Anarchist of Love: The Secret Life of John Henry Mackay

Hubert Kennedy

Biographical essay on the life of famed Scottish artist, writer, boy-lover and anarchist John Henry Mackay. Mackay wrote much of his work under the nom de plume “Sagitta” and eventually used his own name to write the classics “The Hustler” and “Fenny Skaller,” the latter revealing Mackay’s favorite gratification from boys—kissing. Mackay is celebrated along with other great boy-lovers of the period, like writer Magnus Hirshfield and acclaimed boy photographer Wilhelm von Gloeden. Mackay devoted his life to the political, legal and artistic promotion of man/boy love. Since he was most attracted to guys in the 17 to 18 range, he did not consider himself a pedophile, although several pedophiles supported his work.
“I sing of the love whose joy
You bury, proscribe, and ban!
I sing a man’s love for a boy,
A boy’s love I sing, for a man.”
—Sagitta GM

Publisher: Mackay Society
Pamphlet: 54 pages

Anatomy of a Media Attack

David Miller

This NAMBLA publication helps members across the nation in their struggle to change the media’s attitude toward man/boy love. There is useful information here, whether or not you are a boy-lover, in that the lessons are applicable to anyone who deals with the media. The booklet starts by reprinting an article about NAMBLA that appeared in February 1995 in a gay Philadelphia newspaper. Among other things, the article discusses how the International Gay and Lesbian Association (IGLA) was threatened refusal into the United Nations because NAMBLA was an IGLA member. The article briefly offers NAMBLA’s take on the difference between consent and coercion, and the maturity level of a boy versus the boy’s age. In the back there is advice on how to write to the media effectively. The booklet then reprints all the letters to the editor that followed. GM

Publisher: NAMBLA
Pamphlet: 64 pages

Boys Speak Out on Man/Boy Love

Edited by David Miller
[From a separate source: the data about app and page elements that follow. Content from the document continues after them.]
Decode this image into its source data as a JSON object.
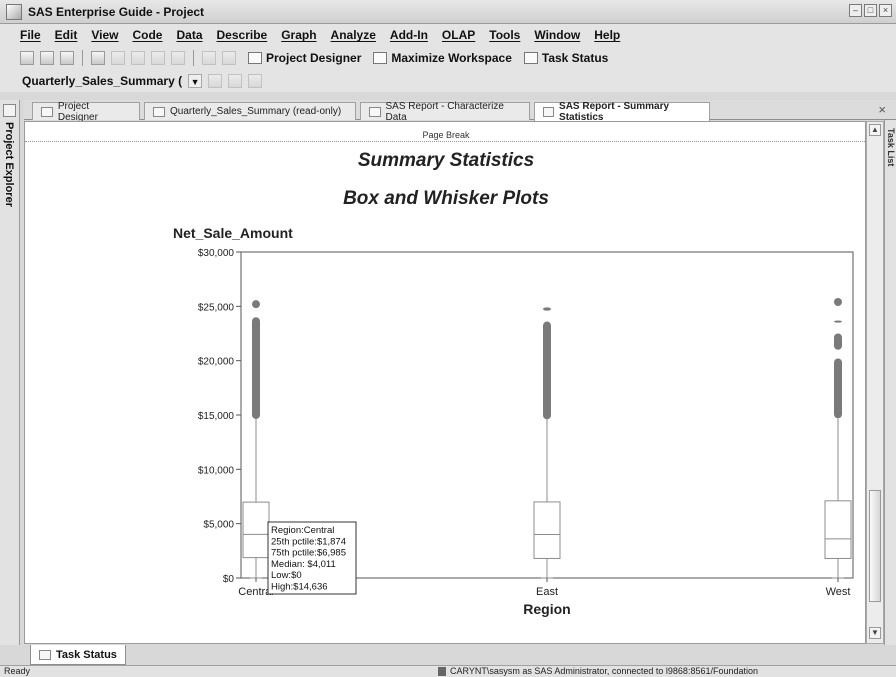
{
  "window": {
    "title": "SAS Enterprise Guide - Project"
  },
  "menu": [
    "File",
    "Edit",
    "View",
    "Code",
    "Data",
    "Describe",
    "Graph",
    "Analyze",
    "Add-In",
    "OLAP",
    "Tools",
    "Window",
    "Help"
  ],
  "toolbar": {
    "project_designer": "Project Designer",
    "maximize_workspace": "Maximize Workspace",
    "task_status": "Task Status"
  },
  "combo": {
    "value": "Quarterly_Sales_Summary ("
  },
  "sidebar": {
    "label": "Project Explorer"
  },
  "right_panel": {
    "label": "Task List"
  },
  "tabs": [
    {
      "label": "Project Designer"
    },
    {
      "label": "Quarterly_Sales_Summary (read-only)"
    },
    {
      "label": "SAS Report - Characterize Data"
    },
    {
      "label": "SAS Report - Summary Statistics"
    }
  ],
  "report": {
    "page_break": "Page Break",
    "title": "Summary Statistics",
    "subtitle": "Box and Whisker Plots"
  },
  "chart_data": {
    "type": "box",
    "ylabel": "Net_Sale_Amount",
    "xlabel": "Region",
    "ylim": [
      0,
      30000
    ],
    "yticks": [
      "$0",
      "$5,000",
      "$10,000",
      "$15,000",
      "$20,000",
      "$25,000",
      "$30,000"
    ],
    "categories": [
      "Central",
      "East",
      "West"
    ],
    "boxes": [
      {
        "name": "Central",
        "low": 0,
        "q1": 1874,
        "median": 4011,
        "q3": 6985,
        "high": 14636,
        "outliers": [
          {
            "from": 14636,
            "to": 24000
          },
          {
            "from": 25200,
            "to": 25200
          }
        ]
      },
      {
        "name": "East",
        "low": 0,
        "q1": 1800,
        "median": 4000,
        "q3": 7000,
        "high": 14600,
        "outliers": [
          {
            "from": 14600,
            "to": 23600
          },
          {
            "from": 24600,
            "to": 24900
          }
        ]
      },
      {
        "name": "West",
        "low": 0,
        "q1": 1800,
        "median": 3600,
        "q3": 7100,
        "high": 14700,
        "outliers": [
          {
            "from": 14700,
            "to": 20200
          },
          {
            "from": 21000,
            "to": 22500
          },
          {
            "from": 23500,
            "to": 23700
          },
          {
            "from": 25400,
            "to": 25400
          }
        ]
      }
    ],
    "tooltip": [
      "Region:Central",
      "25th pctile:$1,874",
      "75th pctile:$6,985",
      "Median: $4,011",
      "Low:$0",
      "High:$14,636"
    ],
    "colors": {
      "outlier": "#7a7a7a",
      "box": "#8c8c8c",
      "axis": "#555555"
    }
  },
  "bottom_tab": {
    "label": "Task Status"
  },
  "status": {
    "left": "Ready",
    "right": "CARYNT\\sasysm as SAS Administrator, connected to l9868:8561/Foundation"
  }
}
Who better to speak on man/boy love than the boys themselves? Each boy writes about their own experiences in a singularly positive way. Some stories are downright celebratory. In editor Miller’s preface, he says the idea of boys viewing their sexual relationships with men as positive and non-threatening is supported by many quality studies. A jewel of an essay on ageism hides in this booklet. The fiery diatribe was written by an 18-year-old member of the Gay Youth of New York, a group founded before the Stonewall riots. Several boys describe what happens when the police haul them in for questioning. It seems clear that most, if not all, of these accounts are actually written by the boys themselves, but there’s always that nagging doubt that some may be fake. GM

Publisher: NAMBLA
Pamphlet: 64 pages

Criminal Justice

Edited by David Miller

NAMBLA estimates that upward of 30,000 males are in jail for having underage homosexual encounters. This booklet is the voice of those prisoners. Included is a revealing and insightful essay by A. Shneur Horowitz on the downside to boy love… incarceration. One prisoner writes of a 99-year sentence for the crime of sodomy. Another speaks of a 10-to-life sentence for his first offense, performing oral sex on a 9-year-old. Some of the prisoners in the system are themselves boys. Some of these stories are truly compelling:
“I’m behind the wall with the most violent criminals, in a state with no death penalty. My charges have been announced by guards in front of other prisoners. I have been violently attacked three times and raped twice. I’m still HIV negative, though. Condoms are forbidden. Anal sex is rampant. Most prisoners practice it.” GM

Publisher: NAMBLA
Pamphlet: 63 pages